The use of social media is usually associated with sharing contents and experiences with people from outside the museum. I would like to raise awareness of the high potential social media has as a tool for institu
tional development, able to foster real and profound change inside the museum.
Remind that social media has always to be part of a larger institutional strategy, which ultimately aims at accomplishing the museum’s mission. I’ would highlighten three key concepts.
Social media is a powerful tool for:
1. Knowledge management to reach internal cohesion.
Members of staff, regardless their tasks or position, need to have sound knowledge about their museum in order to align their specific activities with the broader interest of the institution. In reality, though, most museums are structured in departments with staff little prone to share information. Being transversal by nature, social media is an excellent tool to involve people in the creation of content and distribute the knowledge inside the museum. A museum fostering the use of social media among its staff gains a better connected, hence stronger, team.
2. Continuing education.
Staff development is rarely a well organised and implemented issue in museums. With an environment evolving fast it is crucial that people receive regular training. Social media is an exceptional tool for continuing education, providing users with information about recent trends on specific issues, debates with colleagues around the world and with interesting material, just to name a few.
3. True internationalisation of the museum.
If a museum wishes to have a strong international outreach, one person doing the job will not be enough. True internationalisation is achieved once every member of staff is able to see his/her work not only in a local perspective, but also through the eyes of users from abroad. Social media is probably the best tool for international communication and interaction.
Do you have any first hand experiences in using social media for the institutional development of your museum?
According to a recent study (in Spanish), one out of three university students in Spain have never visited a museum. It is a surprising data. We actually assume that students should have had more and easier access to museums than any other group of the same age. So what has been going wrong there? Who are the guilty ones – museums, parents, the university, society as a whole?
Assumption 1: Nowadays higher education is more accessible than ever, so people from weak social backgrounds where museum visits are not common are studying at university.
Assumption 2: When these students were small children, so about 15 years ago, many museums still did not have educational departments. Maybe within ten years, most of the students will be able to say that yes, they have visited a museum at least once in their life.
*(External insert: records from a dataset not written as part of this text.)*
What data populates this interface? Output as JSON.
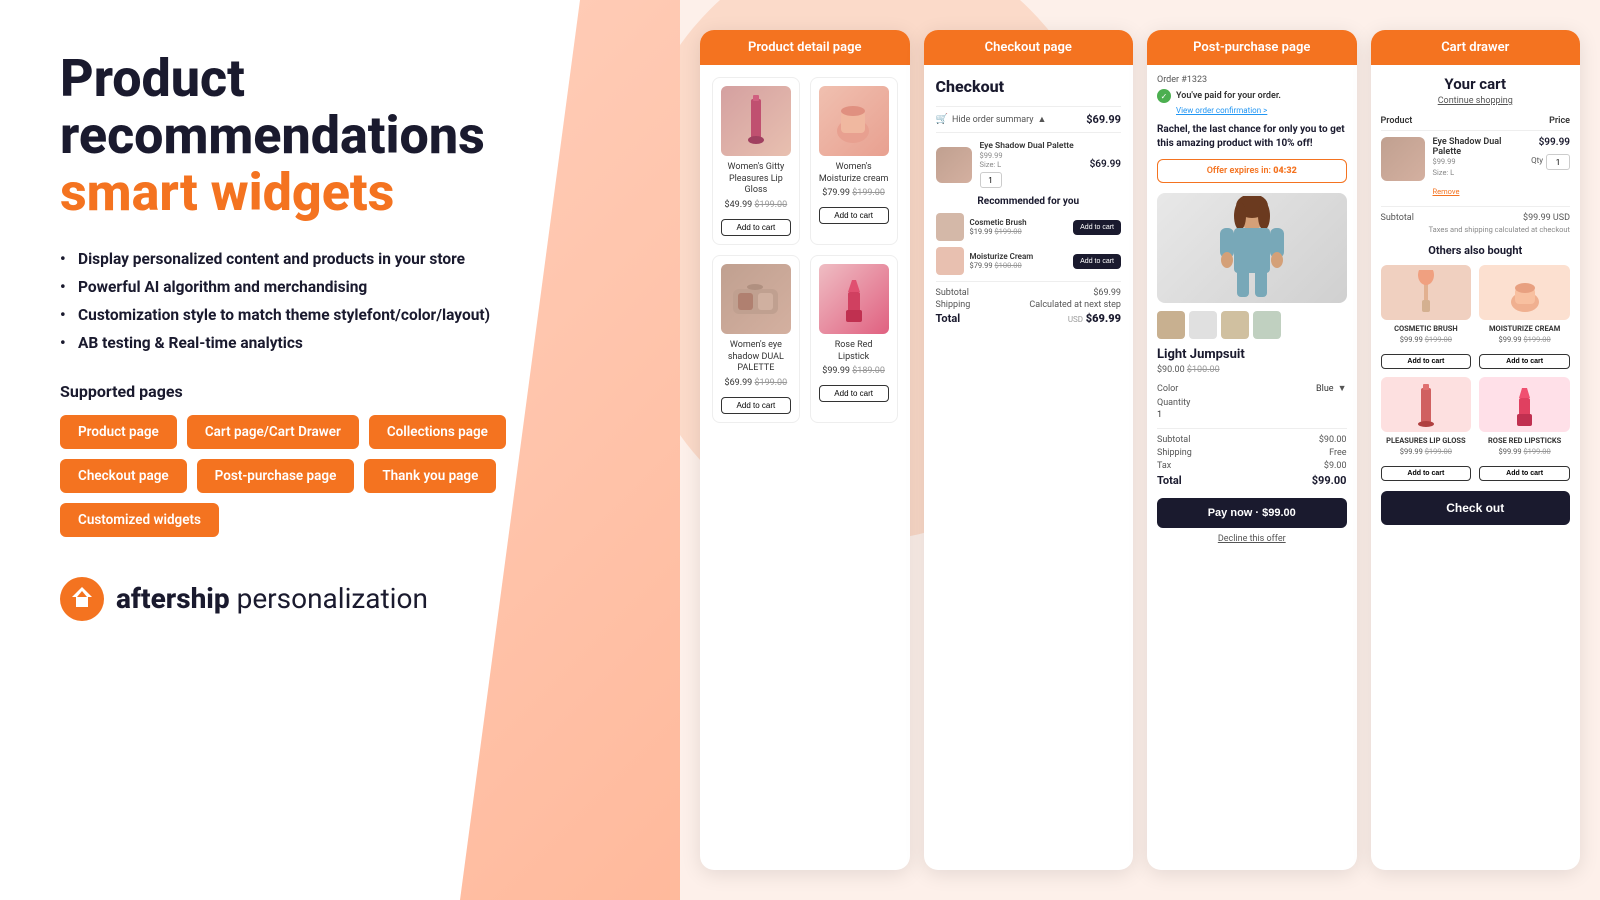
{
  "left": {
    "title_line1": "Product",
    "title_line2": "recommendations",
    "title_line3": "smart widgets",
    "features": [
      "Display personalized content and products in your store",
      "Powerful AI algorithm and merchandising",
      "Customization style to match theme stylefont/color/layout)",
      "AB testing & Real-time analytics"
    ],
    "supported_pages_label": "Supported pages",
    "badges": [
      "Product page",
      "Cart page/Cart Drawer",
      "Collections page",
      "Checkout page",
      "Post-purchase page",
      "Thank you page",
      "Customized widgets"
    ],
    "logo_name": "aftership",
    "logo_tagline": "personalization"
  },
  "panel1": {
    "header": "Product detail page",
    "products": [
      {
        "name": "Women's Gitty Pleasures Lip Gloss",
        "price": "$49.99",
        "old_price": "$199.00",
        "btn": "Add to cart"
      },
      {
        "name": "Women's Moisturize cream",
        "price": "$79.99",
        "old_price": "$199.00",
        "btn": "Add to cart"
      },
      {
        "name": "Women's eye shadow DUAL PALETTE",
        "price": "$69.99",
        "old_price": "$199.00",
        "btn": "Add to cart"
      },
      {
        "name": "Rose Red Lipstick",
        "price": "$99.99",
        "old_price": "$189.00",
        "btn": "Add to cart"
      }
    ]
  },
  "panel2": {
    "header": "Checkout page",
    "title": "Checkout",
    "order_summary_label": "Hide order summary",
    "order_summary_price": "$69.99",
    "order_item": {
      "name": "Eye Shadow Dual Palette",
      "sub": "$99.99\nSize: L",
      "price": "$69.99",
      "qty": "1"
    },
    "recommended_title": "Recommended for you",
    "rec_items": [
      {
        "name": "Cosmetic Brush",
        "price": "$19.99",
        "old_price": "$199.00",
        "btn": "Add to cart"
      },
      {
        "name": "Moisturize Cream",
        "price": "$79.99",
        "old_price": "$100.00",
        "btn": "Add to cart"
      }
    ],
    "subtotal_label": "Subtotal",
    "subtotal_value": "$69.99",
    "shipping_label": "Shipping",
    "shipping_value": "Calculated at next step",
    "total_label": "Total",
    "total_usd": "USD",
    "total_value": "$69.99"
  },
  "panel3": {
    "header": "Post-purchase page",
    "order_num": "Order #1323",
    "paid_text": "You've paid for your order.",
    "view_order": "View order confirmation >",
    "last_chance_text": "Rachel, the last chance for only you to get this amazing product with 10% off!",
    "offer_timer_label": "Offer expires in:",
    "offer_timer_value": "04:32",
    "product_name": "Light Jumpsuit",
    "product_price": "$90.00",
    "product_old_price": "$100.00",
    "color_label": "Color",
    "color_value": "Blue",
    "qty_label": "Quantity",
    "qty_value": "1",
    "subtotal_label": "Subtotal",
    "subtotal_value": "$90.00",
    "shipping_label": "Shipping",
    "shipping_value": "Free",
    "tax_label": "Tax",
    "tax_value": "$9.00",
    "total_label": "Total",
    "total_value": "$99.00",
    "pay_now_btn": "Pay now · $99.00",
    "decline_link": "Decline this offer"
  },
  "panel4": {
    "header": "Cart drawer",
    "title": "Your cart",
    "continue_shopping": "Continue shopping",
    "col_product": "Product",
    "col_price": "Price",
    "cart_item": {
      "name": "Eye Shadow Dual Palette",
      "price": "$99.99",
      "sub_price": "$99.99",
      "size": "Size: L",
      "remove": "Remove",
      "qty": "1"
    },
    "subtotal_label": "Subtotal",
    "subtotal_value": "$99.99 USD",
    "taxes_note": "Taxes and shipping calculated at checkout",
    "others_also_bought": "Others also bought",
    "also_bought_items": [
      {
        "name": "COSMETIC BRUSH",
        "price": "$99.99",
        "old_price": "$199.00",
        "btn": "Add to cart"
      },
      {
        "name": "MOISTURIZE CREAM",
        "price": "$99.99",
        "old_price": "$199.00",
        "btn": "Add to cart"
      },
      {
        "name": "PLEASURES LIP GLOSS",
        "price": "$99.99",
        "old_price": "$199.00",
        "btn": "Add to cart"
      },
      {
        "name": "ROSE RED LIPSTICKS",
        "price": "$99.99",
        "old_price": "$199.00",
        "btn": "Add to cart"
      }
    ],
    "checkout_btn": "Check out"
  }
}
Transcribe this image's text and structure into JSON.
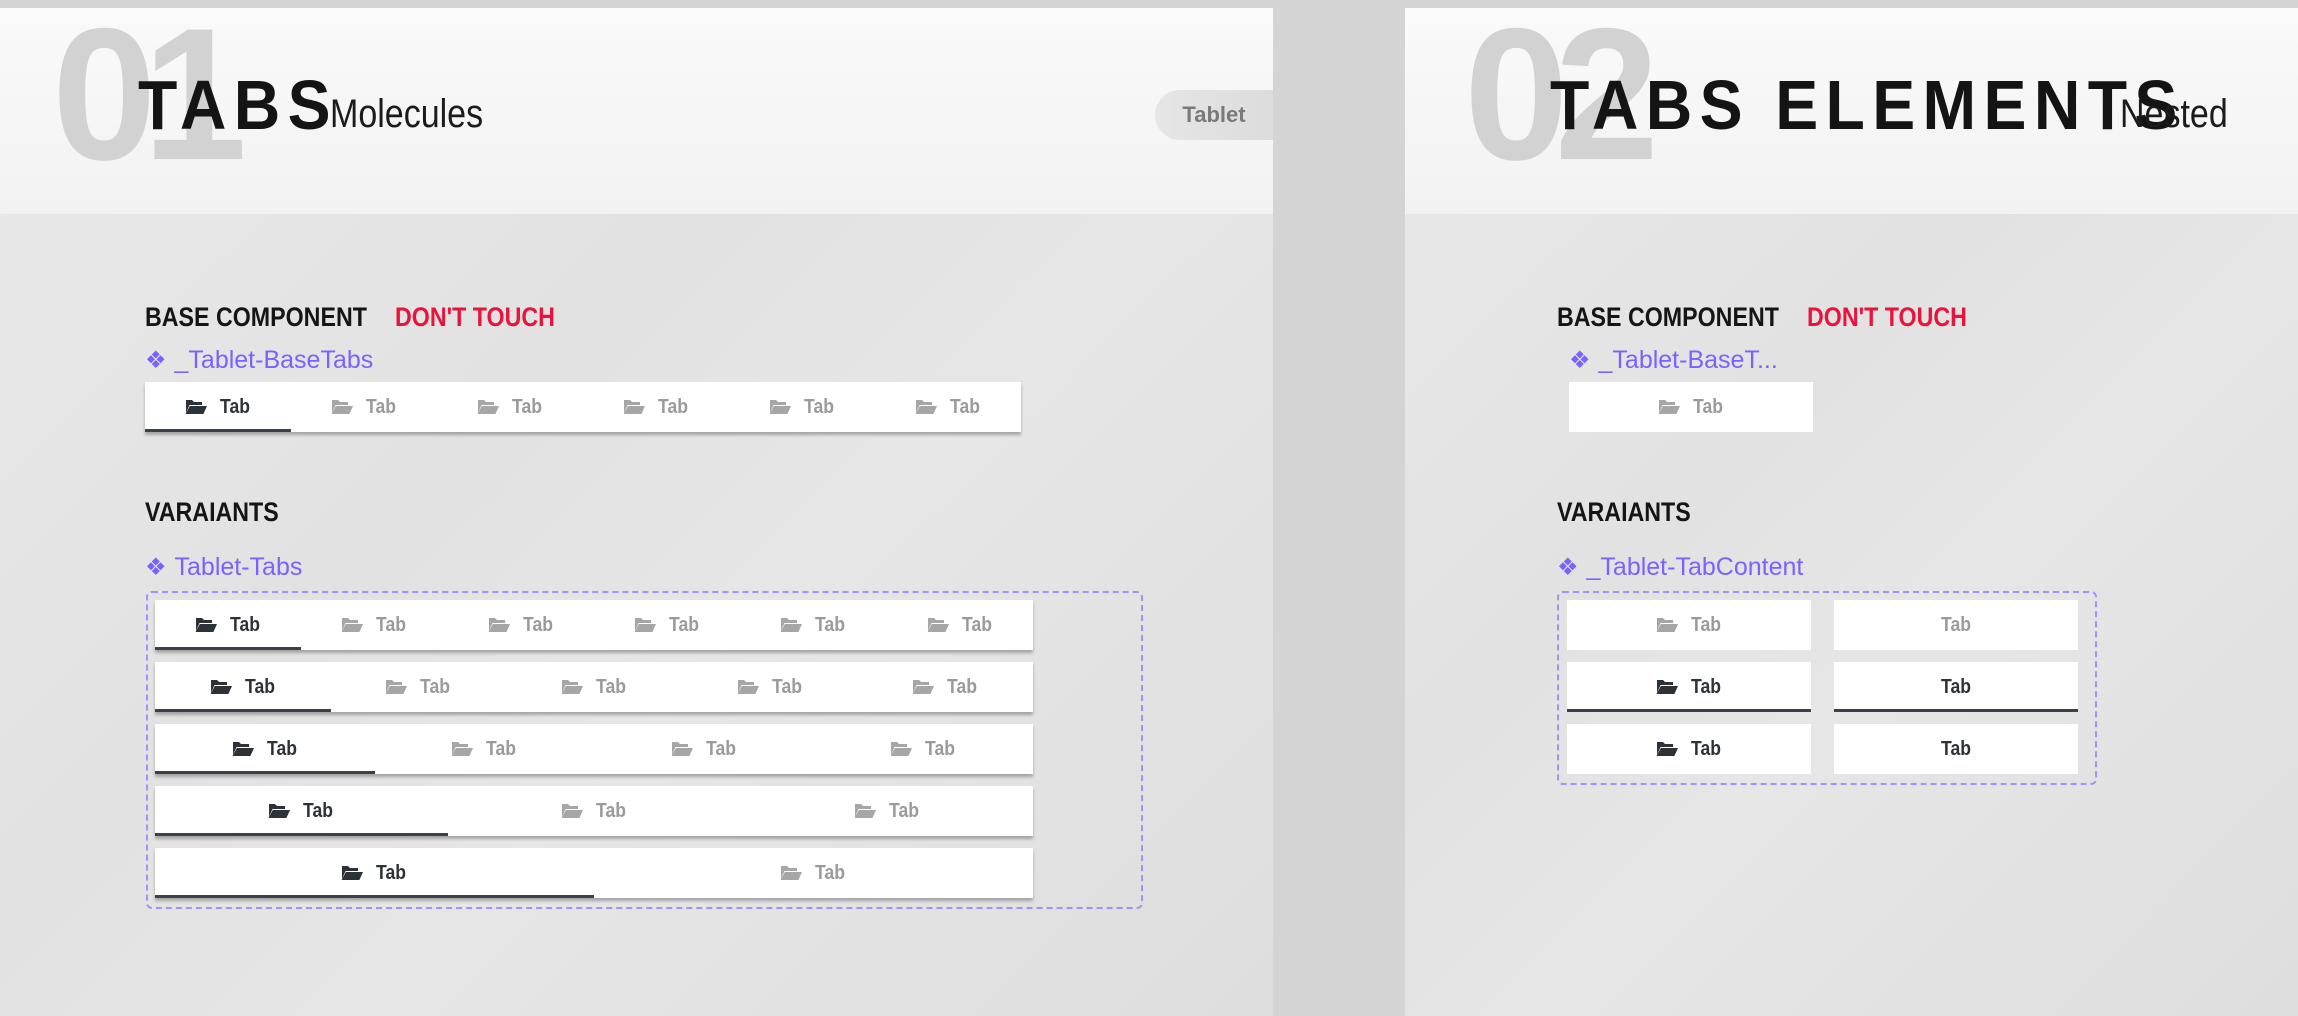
{
  "board1": {
    "number": "01",
    "title": "TABS",
    "subtitle": "Molecules",
    "badge": "Tablet",
    "base_heading": "BASE COMPONENT",
    "warning": "DON'T TOUCH",
    "base_component_name": "_Tablet-BaseTabs",
    "base_tabs": [
      "Tab",
      "Tab",
      "Tab",
      "Tab",
      "Tab",
      "Tab"
    ],
    "variants_heading": "VARAIANTS",
    "variants_component_name": "Tablet-Tabs",
    "variant_rows": [
      {
        "tabs": [
          "Tab",
          "Tab",
          "Tab",
          "Tab",
          "Tab",
          "Tab"
        ]
      },
      {
        "tabs": [
          "Tab",
          "Tab",
          "Tab",
          "Tab",
          "Tab"
        ]
      },
      {
        "tabs": [
          "Tab",
          "Tab",
          "Tab",
          "Tab"
        ]
      },
      {
        "tabs": [
          "Tab",
          "Tab",
          "Tab"
        ]
      },
      {
        "tabs": [
          "Tab",
          "Tab"
        ]
      }
    ]
  },
  "board2": {
    "number": "02",
    "title": "TABS ELEMENTS",
    "subtitle": "Nested",
    "base_heading": "BASE COMPONENT",
    "warning": "DON'T TOUCH",
    "base_component_name": "_Tablet-BaseT...",
    "base_tab": "Tab",
    "variants_heading": "VARAIANTS",
    "variants_component_name": "_Tablet-TabContent",
    "content_cells": [
      {
        "label": "Tab",
        "icon": true,
        "state": "default"
      },
      {
        "label": "Tab",
        "icon": false,
        "state": "default"
      },
      {
        "label": "Tab",
        "icon": true,
        "state": "active"
      },
      {
        "label": "Tab",
        "icon": false,
        "state": "active"
      },
      {
        "label": "Tab",
        "icon": true,
        "state": "hover"
      },
      {
        "label": "Tab",
        "icon": false,
        "state": "hover"
      }
    ]
  },
  "icons": {
    "tab_icon": "folder-open-icon",
    "component_icon": "component-diamond-icon"
  },
  "colors": {
    "accent": "#7b61ff",
    "warning": "#e8143c",
    "active_text": "#2d3238",
    "inactive_text": "#9a9a9a"
  }
}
But again, should this satisfy us? I’d say no, because what matters is not visiting a museum, what matters is learning something there, is taking out something, a piece of information, a positive emotion, something that will stay with the person throughout his or her life. In the best case, this memory makes the person come back to this same or any other institution. In the very best case, the person will transmit his or her knowledge and lived experience to friends, parents, own children, etc.
A large number of museums do offer educational activities for school children and many museums save visitor statistics thanks to these school activities. That’s all fine, but we should rethink museum education and creating very best cases: we should actively foster a sustainable museum education, one that will live on beyond the individual who receives it.
It’s a difficult task, that’s for sure, but maybe we can simply start by surveying the current museum education, especially the one addressed at schools.
Museums should try to create a culture of visiting museums, something that forms part of people’s life. Too ambitious? Maybe, but we might be able to avoid situations such as these: “Where have all the children gone, Britain’s galleries wonder” writes The Independent a couple of weeks ago.
And we might have stopped wondering by then.